#### [AIM OF THE TASK]
Omit the images. Restate all of the records word for word.

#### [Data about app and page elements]
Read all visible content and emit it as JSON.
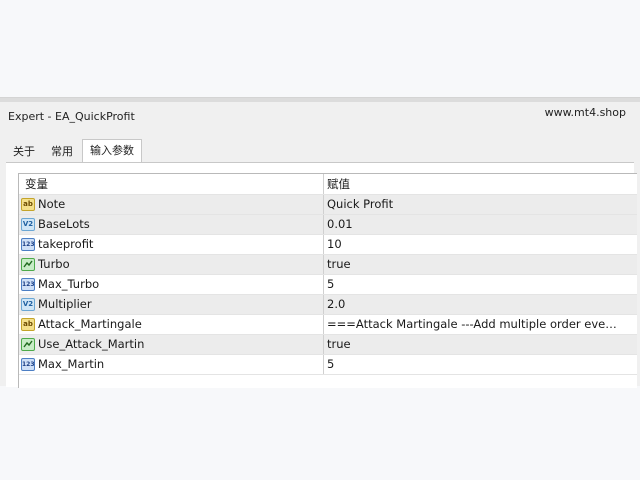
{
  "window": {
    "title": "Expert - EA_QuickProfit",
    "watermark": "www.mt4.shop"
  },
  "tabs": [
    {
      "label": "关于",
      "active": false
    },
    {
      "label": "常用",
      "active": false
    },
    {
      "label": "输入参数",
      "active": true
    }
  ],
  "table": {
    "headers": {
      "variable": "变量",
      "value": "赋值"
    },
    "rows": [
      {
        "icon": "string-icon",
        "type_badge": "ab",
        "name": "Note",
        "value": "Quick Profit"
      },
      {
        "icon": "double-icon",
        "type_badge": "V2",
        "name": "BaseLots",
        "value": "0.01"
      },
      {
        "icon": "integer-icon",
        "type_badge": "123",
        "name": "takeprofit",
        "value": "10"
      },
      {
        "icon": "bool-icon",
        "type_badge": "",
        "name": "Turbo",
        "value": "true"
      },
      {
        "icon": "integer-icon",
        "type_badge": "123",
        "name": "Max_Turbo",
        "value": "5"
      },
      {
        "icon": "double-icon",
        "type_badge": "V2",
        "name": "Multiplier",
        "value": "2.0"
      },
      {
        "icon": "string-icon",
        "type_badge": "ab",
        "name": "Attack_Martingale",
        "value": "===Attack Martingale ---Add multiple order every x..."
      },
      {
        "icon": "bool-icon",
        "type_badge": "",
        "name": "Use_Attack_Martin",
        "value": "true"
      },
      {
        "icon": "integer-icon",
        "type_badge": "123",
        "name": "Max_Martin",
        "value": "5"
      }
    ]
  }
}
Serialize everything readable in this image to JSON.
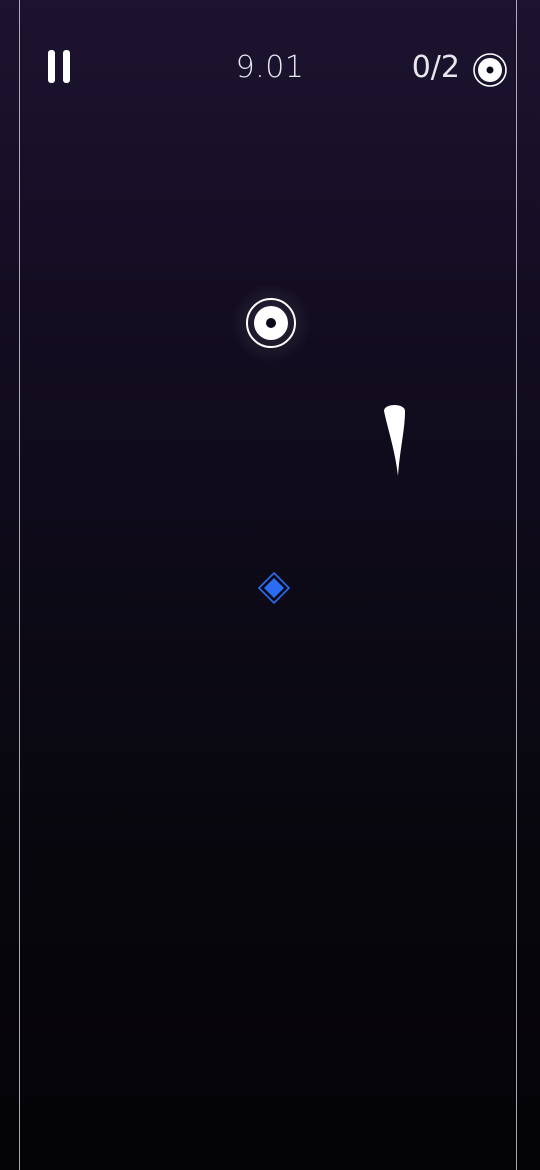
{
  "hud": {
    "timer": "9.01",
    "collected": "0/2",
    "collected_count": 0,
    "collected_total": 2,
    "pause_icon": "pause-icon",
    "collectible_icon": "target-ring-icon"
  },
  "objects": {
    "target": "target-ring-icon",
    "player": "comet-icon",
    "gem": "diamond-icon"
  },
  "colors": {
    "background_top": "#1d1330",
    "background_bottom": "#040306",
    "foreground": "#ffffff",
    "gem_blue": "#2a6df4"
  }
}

#### [WRITTEN SOLUTION]
Read all visible content and emit it as JSON.
{
  "window": {
    "title": "Expert - EA_QuickProfit",
    "watermark": "www.mt4.shop"
  },
  "tabs": [
    {
      "label": "关于",
      "active": false
    },
    {
      "label": "常用",
      "active": false
    },
    {
      "label": "输入参数",
      "active": true
    }
  ],
  "table": {
    "headers": {
      "variable": "变量",
      "value": "赋值"
    },
    "rows": [
      {
        "icon": "string-icon",
        "type_badge": "ab",
        "name": "Note",
        "value": "Quick Profit"
      },
      {
        "icon": "double-icon",
        "type_badge": "V2",
        "name": "BaseLots",
        "value": "0.01"
      },
      {
        "icon": "integer-icon",
        "type_badge": "123",
        "name": "takeprofit",
        "value": "10"
      },
      {
        "icon": "bool-icon",
        "type_badge": "",
        "name": "Turbo",
        "value": "true"
      },
      {
        "icon": "integer-icon",
        "type_badge": "123",
        "name": "Max_Turbo",
        "value": "5"
      },
      {
        "icon": "double-icon",
        "type_badge": "V2",
        "name": "Multiplier",
        "value": "2.0"
      },
      {
        "icon": "string-icon",
        "type_badge": "ab",
        "name": "Attack_Martingale",
        "value": "===Attack Martingale ---Add multiple order every x..."
      },
      {
        "icon": "bool-icon",
        "type_badge": "",
        "name": "Use_Attack_Martin",
        "value": "true"
      },
      {
        "icon": "integer-icon",
        "type_badge": "123",
        "name": "Max_Martin",
        "value": "5"
      }
    ]
  }
}
Serialize everything readable in this image to JSON.
{
  "hud": {
    "timer": "9.01",
    "collected": "0/2",
    "collected_count": 0,
    "collected_total": 2,
    "pause_icon": "pause-icon",
    "collectible_icon": "target-ring-icon"
  },
  "objects": {
    "target": "target-ring-icon",
    "player": "comet-icon",
    "gem": "diamond-icon"
  },
  "colors": {
    "background_top": "#1d1330",
    "background_bottom": "#040306",
    "foreground": "#ffffff",
    "gem_blue": "#2a6df4"
  }
}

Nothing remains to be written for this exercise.